FURI’s benefits extend beyond just the students that participate; the semi-annual FURI Symposium is a great way to get a taste for research. Attendees are able to interact with the students and learn about their research experiences. They can also meet faculty members who mentored the students and learn about current ongoing research in the Fulton Schools. The Spring 2017 FURI Symposium will take place from 1 to 3 p.m. on Friday, April 21 at the Sun Devil Fitness Center on ASU’s Tempe campus.

“By attending the FURI Symposium, you can learn about the vast array of research going on within the Fulton Schools,” Loui said.

If you attend the FURI Symposium, Loui has a few tips for you.

“Introduce yourself to others and talk with the student researchers,” Loui said. “Ask the student researchers for an introduction to their faculty mentors and take a FURI abstract book home with you so you can look over the research highlights on your own afterward.”

Conducting research as an undergraduate is a great way for students to get hands on experience in their fields and the FURI Symposium provides an excellent opportunity for students, faculty, staff, parents and members of the community to meet and actively engage with those students while learning about their research.

Erik Wirtanen

Web content comm administrator, Ira A. Fulton Schools of Engineering


ASU Insight: Behind the faucet — what impacts your drinking water quality?

April 19, 2017

Pierre Herckes, professor in the School of Molecular Sciences, recently presented a public lecture on water quality issues as part of the Dean of Science Public Lecture Series at ASU. The event also featured a panel of local experts on water quality: Paul Westerhoff, from the Ira A. Fulton School of Engineering at ASU; Rhett Larson from the Sandra Day O'Connor College of Law at ASU; Mike Ploughe who is a senior scientist at the Salt River Project; and Kathryn Sorenson, Director of Water Services for the City of Phoenix.

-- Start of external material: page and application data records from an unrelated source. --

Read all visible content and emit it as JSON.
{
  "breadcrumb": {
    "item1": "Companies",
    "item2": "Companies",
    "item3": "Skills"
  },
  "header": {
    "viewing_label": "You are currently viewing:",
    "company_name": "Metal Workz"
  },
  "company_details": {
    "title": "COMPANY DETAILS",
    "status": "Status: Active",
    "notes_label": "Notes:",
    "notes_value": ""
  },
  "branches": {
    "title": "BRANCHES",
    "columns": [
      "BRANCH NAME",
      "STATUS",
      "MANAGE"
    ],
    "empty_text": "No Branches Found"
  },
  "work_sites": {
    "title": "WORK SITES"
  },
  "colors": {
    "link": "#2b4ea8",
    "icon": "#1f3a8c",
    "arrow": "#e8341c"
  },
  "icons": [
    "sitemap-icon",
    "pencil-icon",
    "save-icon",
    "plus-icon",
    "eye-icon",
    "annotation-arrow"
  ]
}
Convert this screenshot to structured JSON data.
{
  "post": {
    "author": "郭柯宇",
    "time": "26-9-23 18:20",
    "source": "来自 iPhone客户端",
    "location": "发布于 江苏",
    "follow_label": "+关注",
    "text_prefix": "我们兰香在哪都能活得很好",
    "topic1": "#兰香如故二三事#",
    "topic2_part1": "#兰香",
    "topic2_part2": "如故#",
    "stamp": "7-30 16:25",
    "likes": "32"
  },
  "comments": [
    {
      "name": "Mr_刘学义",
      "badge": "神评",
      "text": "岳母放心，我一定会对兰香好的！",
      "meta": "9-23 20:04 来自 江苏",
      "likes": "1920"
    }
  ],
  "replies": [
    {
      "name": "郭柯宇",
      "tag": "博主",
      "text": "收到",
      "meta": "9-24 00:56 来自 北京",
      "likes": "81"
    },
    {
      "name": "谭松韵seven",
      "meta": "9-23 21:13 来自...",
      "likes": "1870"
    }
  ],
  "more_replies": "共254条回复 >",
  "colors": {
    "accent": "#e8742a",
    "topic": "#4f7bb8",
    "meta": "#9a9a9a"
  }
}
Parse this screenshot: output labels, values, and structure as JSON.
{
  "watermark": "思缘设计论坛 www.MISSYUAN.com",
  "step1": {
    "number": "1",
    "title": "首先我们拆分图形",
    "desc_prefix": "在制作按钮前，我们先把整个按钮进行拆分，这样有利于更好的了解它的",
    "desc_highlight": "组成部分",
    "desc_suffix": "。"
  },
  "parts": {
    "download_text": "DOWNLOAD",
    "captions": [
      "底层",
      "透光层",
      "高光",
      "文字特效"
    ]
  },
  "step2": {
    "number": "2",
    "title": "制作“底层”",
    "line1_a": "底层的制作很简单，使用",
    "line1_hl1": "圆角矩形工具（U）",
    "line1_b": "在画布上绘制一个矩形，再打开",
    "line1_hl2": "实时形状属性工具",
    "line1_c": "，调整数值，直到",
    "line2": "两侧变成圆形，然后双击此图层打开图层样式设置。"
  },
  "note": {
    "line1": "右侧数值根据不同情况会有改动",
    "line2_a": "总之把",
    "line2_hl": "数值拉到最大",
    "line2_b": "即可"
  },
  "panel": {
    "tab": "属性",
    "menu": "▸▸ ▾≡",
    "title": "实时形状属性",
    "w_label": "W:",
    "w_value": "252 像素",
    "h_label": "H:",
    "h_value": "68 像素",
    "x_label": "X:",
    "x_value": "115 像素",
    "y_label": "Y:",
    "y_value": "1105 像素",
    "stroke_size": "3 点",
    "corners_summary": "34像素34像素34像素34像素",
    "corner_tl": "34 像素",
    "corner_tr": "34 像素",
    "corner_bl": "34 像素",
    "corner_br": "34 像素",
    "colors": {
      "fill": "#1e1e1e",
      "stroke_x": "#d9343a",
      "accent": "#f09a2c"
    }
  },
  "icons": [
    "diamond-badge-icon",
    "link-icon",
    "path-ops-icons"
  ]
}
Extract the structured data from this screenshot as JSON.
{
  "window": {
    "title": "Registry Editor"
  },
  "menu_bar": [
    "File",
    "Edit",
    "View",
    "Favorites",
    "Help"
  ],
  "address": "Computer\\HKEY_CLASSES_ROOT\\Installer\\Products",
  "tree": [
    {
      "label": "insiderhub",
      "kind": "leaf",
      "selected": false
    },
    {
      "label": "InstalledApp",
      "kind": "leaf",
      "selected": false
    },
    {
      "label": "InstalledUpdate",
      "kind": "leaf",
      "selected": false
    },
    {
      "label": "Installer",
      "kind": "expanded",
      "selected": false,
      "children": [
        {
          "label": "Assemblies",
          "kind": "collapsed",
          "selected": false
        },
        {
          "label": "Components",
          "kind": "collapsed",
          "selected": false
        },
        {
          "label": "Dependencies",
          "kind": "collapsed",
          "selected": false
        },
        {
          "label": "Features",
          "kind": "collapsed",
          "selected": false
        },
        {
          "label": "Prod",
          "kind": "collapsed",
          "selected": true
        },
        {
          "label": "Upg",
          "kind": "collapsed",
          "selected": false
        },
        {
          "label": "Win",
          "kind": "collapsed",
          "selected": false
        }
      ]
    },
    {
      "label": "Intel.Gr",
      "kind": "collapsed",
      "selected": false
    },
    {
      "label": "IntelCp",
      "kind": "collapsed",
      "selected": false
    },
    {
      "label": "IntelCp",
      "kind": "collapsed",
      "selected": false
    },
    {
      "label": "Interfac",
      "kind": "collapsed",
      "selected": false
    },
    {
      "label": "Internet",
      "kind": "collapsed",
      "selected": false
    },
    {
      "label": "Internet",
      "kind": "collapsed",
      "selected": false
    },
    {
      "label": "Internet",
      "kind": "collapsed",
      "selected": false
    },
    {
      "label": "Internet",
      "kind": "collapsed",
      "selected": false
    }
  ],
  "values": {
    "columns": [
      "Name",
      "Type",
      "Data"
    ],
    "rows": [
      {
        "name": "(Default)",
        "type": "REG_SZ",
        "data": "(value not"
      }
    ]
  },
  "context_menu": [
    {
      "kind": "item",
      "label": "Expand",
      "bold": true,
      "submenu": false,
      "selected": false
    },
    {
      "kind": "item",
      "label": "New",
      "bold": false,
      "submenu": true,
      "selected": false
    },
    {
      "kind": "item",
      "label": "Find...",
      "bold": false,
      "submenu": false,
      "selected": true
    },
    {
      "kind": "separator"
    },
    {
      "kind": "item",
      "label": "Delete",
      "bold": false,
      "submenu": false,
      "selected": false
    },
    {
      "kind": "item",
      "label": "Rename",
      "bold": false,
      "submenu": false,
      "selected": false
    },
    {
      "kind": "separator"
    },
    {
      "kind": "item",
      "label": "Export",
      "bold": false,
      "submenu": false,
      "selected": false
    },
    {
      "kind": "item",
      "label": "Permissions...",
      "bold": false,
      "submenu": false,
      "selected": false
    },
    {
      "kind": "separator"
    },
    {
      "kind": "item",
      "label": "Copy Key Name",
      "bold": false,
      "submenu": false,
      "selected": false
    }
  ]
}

ASU, Arizona State University, Water, School of Molecular Sciences Discussion panel on water quality in our communities. Download Full Image

Pierre described many of the delicate factors that contribute to water quality, using the recent problems of Flint, Michigan as an example. When Flint switched their source of water from the City of Detroit water supply to the Flint River, small changes in the water chemistry, which on their own were not unsafe, caused dramatically increased leaching of lead, a known neurotoxin, from the Flint water system pipes, that made its way into the drinking water supply.

Pierre also discussed the local water supply, which has quite diverse sources, including the Colorado, Verde and Salt rivers, and also local wells. Mike Ploughe described the Salt and Verde River watersheds, which are the ultimate source of water in the Valley, and the importance of maintaining their health, and Kathryn Sorensen discussed how different areas in the Valley obtain water differently from the various water sources. Pierre then talked about the kinds of contaminants that can negatively influence water quality, and Rhett Larson described how water quality is regulated by law. The final subject addressed was how water is purified, including a discussion of chlorine and fluorine in water and Paul Westerhoff described water purification methods that are used locally.

The ASU School of Molecular Sciences is an academic unit of the College of Liberal Arts and Sciences

Ken Fagan

Videographer, ASU News